Readers have sometimes asked me why I don’t make the biographies longer. My reply remains; they’re designed the whet the appetite, not provide comprehensive overviews, which of course can be found in many places online. My main purpose was to suggest authors that readers may not be aware of.
- Robert Aickman
Richard Marsh, the Victorian author of ‘The Beetle’, the book that outsold ‘Dracula’, had a grandson who became regarded by many as the finest and subtlest exponent of the modern ghost story. Although Robert Fordyce Aickman (born 1914) trained to follow in the footsteps of his architect father, he became a conservationist, and is best remembered for co-founding the Inland Waterways Association, set up to restore and preserve the English canal system.
A theatre critic and opera-lover, Aickman turned his hand to writing ‘strange stories’ quite late, and produced 48 of them published in eight volumes that were eventually recognised as masterpieces of the form. He had the ability to invest the daylight world with all the terrors of the night, and specialised in subverting notions of safety and sunshine into something sinister and unforgiving. His work is best summed up by a wonderful German word, unheimlich, meaning ‘uncanny’, which has the deeper connotation of suggesting the unease caused by being away from home, literally un-home-like.

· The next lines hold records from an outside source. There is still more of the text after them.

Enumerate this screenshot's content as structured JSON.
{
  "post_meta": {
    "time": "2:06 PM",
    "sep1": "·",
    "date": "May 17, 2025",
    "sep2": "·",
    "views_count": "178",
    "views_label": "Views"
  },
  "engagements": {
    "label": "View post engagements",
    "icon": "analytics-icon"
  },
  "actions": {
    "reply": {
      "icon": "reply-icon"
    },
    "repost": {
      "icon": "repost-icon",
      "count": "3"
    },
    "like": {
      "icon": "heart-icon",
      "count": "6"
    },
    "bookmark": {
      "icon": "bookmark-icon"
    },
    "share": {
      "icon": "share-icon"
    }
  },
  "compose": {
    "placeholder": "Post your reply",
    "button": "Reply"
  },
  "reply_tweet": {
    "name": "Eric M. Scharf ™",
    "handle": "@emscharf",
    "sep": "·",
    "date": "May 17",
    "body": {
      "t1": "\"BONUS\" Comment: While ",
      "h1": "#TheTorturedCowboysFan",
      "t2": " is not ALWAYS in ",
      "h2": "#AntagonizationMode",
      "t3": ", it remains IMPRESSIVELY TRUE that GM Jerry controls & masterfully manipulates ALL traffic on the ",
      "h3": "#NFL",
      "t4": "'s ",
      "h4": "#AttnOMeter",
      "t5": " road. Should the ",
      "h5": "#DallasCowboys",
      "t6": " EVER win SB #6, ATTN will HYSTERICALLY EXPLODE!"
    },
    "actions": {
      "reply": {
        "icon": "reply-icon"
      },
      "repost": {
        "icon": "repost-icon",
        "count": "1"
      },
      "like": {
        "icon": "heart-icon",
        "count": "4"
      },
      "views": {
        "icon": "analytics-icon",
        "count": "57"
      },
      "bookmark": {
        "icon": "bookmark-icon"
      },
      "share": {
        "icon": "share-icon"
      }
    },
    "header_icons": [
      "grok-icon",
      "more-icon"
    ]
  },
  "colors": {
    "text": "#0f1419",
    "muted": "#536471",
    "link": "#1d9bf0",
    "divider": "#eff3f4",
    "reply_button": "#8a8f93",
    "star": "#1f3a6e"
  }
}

In ‘Ringing the Changes’, Gerald and his new wife head off to the coast on their honeymoon, and this sense of unease is present from the outset. The groom is 24 years older than his bride, the inn they have chosen is inhospitable, a night walk through the coastal town provides no glimpse of the sea and all the time, church bells peal endlessly. When Gerald asks the hard-drinking landlady why all the town’s churches are bell-ringing simultaneously, she tersely replies ‘Practice.’ Gerald and his wife have stumbled into an annual ritual to wake the dead, on a night when even the sea retreats, but the story’s power – like so much of Aickman’s work – derives from a deeper sense of humanity. Gerald and his wife are separated first by age and temperament, then by something more physical, and this acts as an intimation of Gerald’s own mortality. Thus is a simple ghost story transformed into a classic. Accessible, suspenseful and disturbing, it unites atmosphere and plot together with an occasionally surprising vocabulary (‘vaticinations’, ‘sequacity’). Aickman was nostalgic for a lost world of fens and villages, and it’s no surprise that his first collection was produced with Elizabeth Jane Howard, whose marvellously creepy canal tale ‘Three Miles Up’ has a kinship with Aickman’s best work.
Happily, his writing is finally reaching a new audience and is back in print, with paperbacks from Faber & Faber, and some very collectable, elegant hardbacks from Tartarus Press.